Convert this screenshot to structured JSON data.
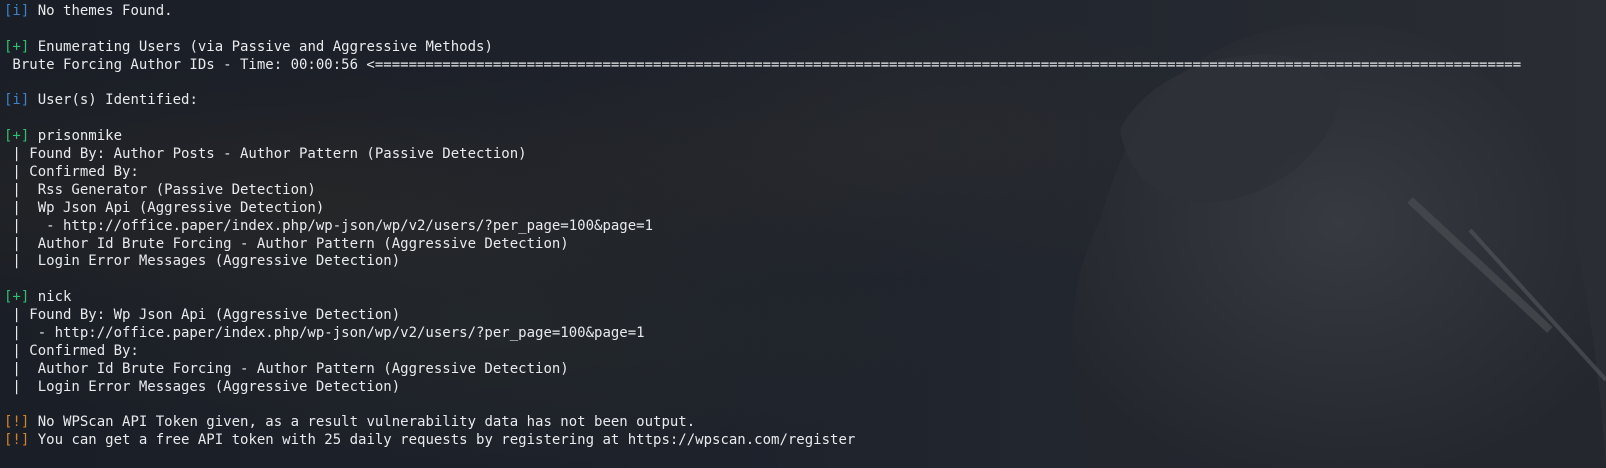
{
  "terminal": {
    "lines": [
      {
        "tag": "[i]",
        "tag_type": "info",
        "text": " No themes Found."
      },
      {
        "tag": "",
        "tag_type": "",
        "text": ""
      },
      {
        "tag": "[+]",
        "tag_type": "plus",
        "text": " Enumerating Users (via Passive and Aggressive Methods)"
      },
      {
        "tag": "",
        "tag_type": "",
        "text": " Brute Forcing Author IDs - Time: 00:00:56 <========================================================================================================================================"
      },
      {
        "tag": "",
        "tag_type": "",
        "text": ""
      },
      {
        "tag": "[i]",
        "tag_type": "info",
        "text": " User(s) Identified:"
      },
      {
        "tag": "",
        "tag_type": "",
        "text": ""
      },
      {
        "tag": "[+]",
        "tag_type": "plus",
        "text": " prisonmike"
      },
      {
        "tag": "",
        "tag_type": "",
        "text": " | Found By: Author Posts - Author Pattern (Passive Detection)"
      },
      {
        "tag": "",
        "tag_type": "",
        "text": " | Confirmed By:"
      },
      {
        "tag": "",
        "tag_type": "",
        "text": " |  Rss Generator (Passive Detection)"
      },
      {
        "tag": "",
        "tag_type": "",
        "text": " |  Wp Json Api (Aggressive Detection)"
      },
      {
        "tag": "",
        "tag_type": "",
        "text": " |   - http://office.paper/index.php/wp-json/wp/v2/users/?per_page=100&page=1"
      },
      {
        "tag": "",
        "tag_type": "",
        "text": " |  Author Id Brute Forcing - Author Pattern (Aggressive Detection)"
      },
      {
        "tag": "",
        "tag_type": "",
        "text": " |  Login Error Messages (Aggressive Detection)"
      },
      {
        "tag": "",
        "tag_type": "",
        "text": ""
      },
      {
        "tag": "[+]",
        "tag_type": "plus",
        "text": " nick"
      },
      {
        "tag": "",
        "tag_type": "",
        "text": " | Found By: Wp Json Api (Aggressive Detection)"
      },
      {
        "tag": "",
        "tag_type": "",
        "text": " |  - http://office.paper/index.php/wp-json/wp/v2/users/?per_page=100&page=1"
      },
      {
        "tag": "",
        "tag_type": "",
        "text": " | Confirmed By:"
      },
      {
        "tag": "",
        "tag_type": "",
        "text": " |  Author Id Brute Forcing - Author Pattern (Aggressive Detection)"
      },
      {
        "tag": "",
        "tag_type": "",
        "text": " |  Login Error Messages (Aggressive Detection)"
      },
      {
        "tag": "",
        "tag_type": "",
        "text": ""
      },
      {
        "tag": "[!]",
        "tag_type": "warn",
        "text": " No WPScan API Token given, as a result vulnerability data has not been output."
      },
      {
        "tag": "[!]",
        "tag_type": "warn",
        "text": " You can get a free API token with 25 daily requests by registering at https://wpscan.com/register"
      }
    ]
  },
  "colors": {
    "info": "#3b82c8",
    "plus": "#2fbf71",
    "warn": "#d7812b",
    "text": "#e8eaed",
    "background": "#1b1f27"
  }
}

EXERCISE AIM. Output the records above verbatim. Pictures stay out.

RESPONSE TO THE EXERCISE.
Convert this screenshot to structured JSON data.
{
  "terminal": {
    "lines": [
      {
        "tag": "[i]",
        "tag_type": "info",
        "text": " No themes Found."
      },
      {
        "tag": "",
        "tag_type": "",
        "text": ""
      },
      {
        "tag": "[+]",
        "tag_type": "plus",
        "text": " Enumerating Users (via Passive and Aggressive Methods)"
      },
      {
        "tag": "",
        "tag_type": "",
        "text": " Brute Forcing Author IDs - Time: 00:00:56 <========================================================================================================================================"
      },
      {
        "tag": "",
        "tag_type": "",
        "text": ""
      },
      {
        "tag": "[i]",
        "tag_type": "info",
        "text": " User(s) Identified:"
      },
      {
        "tag": "",
        "tag_type": "",
        "text": ""
      },
      {
        "tag": "[+]",
        "tag_type": "plus",
        "text": " prisonmike"
      },
      {
        "tag": "",
        "tag_type": "",
        "text": " | Found By: Author Posts - Author Pattern (Passive Detection)"
      },
      {
        "tag": "",
        "tag_type": "",
        "text": " | Confirmed By:"
      },
      {
        "tag": "",
        "tag_type": "",
        "text": " |  Rss Generator (Passive Detection)"
      },
      {
        "tag": "",
        "tag_type": "",
        "text": " |  Wp Json Api (Aggressive Detection)"
      },
      {
        "tag": "",
        "tag_type": "",
        "text": " |   - http://office.paper/index.php/wp-json/wp/v2/users/?per_page=100&page=1"
      },
      {
        "tag": "",
        "tag_type": "",
        "text": " |  Author Id Brute Forcing - Author Pattern (Aggressive Detection)"
      },
      {
        "tag": "",
        "tag_type": "",
        "text": " |  Login Error Messages (Aggressive Detection)"
      },
      {
        "tag": "",
        "tag_type": "",
        "text": ""
      },
      {
        "tag": "[+]",
        "tag_type": "plus",
        "text": " nick"
      },
      {
        "tag": "",
        "tag_type": "",
        "text": " | Found By: Wp Json Api (Aggressive Detection)"
      },
      {
        "tag": "",
        "tag_type": "",
        "text": " |  - http://office.paper/index.php/wp-json/wp/v2/users/?per_page=100&page=1"
      },
      {
        "tag": "",
        "tag_type": "",
        "text": " | Confirmed By:"
      },
      {
        "tag": "",
        "tag_type": "",
        "text": " |  Author Id Brute Forcing - Author Pattern (Aggressive Detection)"
      },
      {
        "tag": "",
        "tag_type": "",
        "text": " |  Login Error Messages (Aggressive Detection)"
      },
      {
        "tag": "",
        "tag_type": "",
        "text": ""
      },
      {
        "tag": "[!]",
        "tag_type": "warn",
        "text": " No WPScan API Token given, as a result vulnerability data has not been output."
      },
      {
        "tag": "[!]",
        "tag_type": "warn",
        "text": " You can get a free API token with 25 daily requests by registering at https://wpscan.com/register"
      }
    ]
  },
  "colors": {
    "info": "#3b82c8",
    "plus": "#2fbf71",
    "warn": "#d7812b",
    "text": "#e8eaed",
    "background": "#1b1f27"
  }
}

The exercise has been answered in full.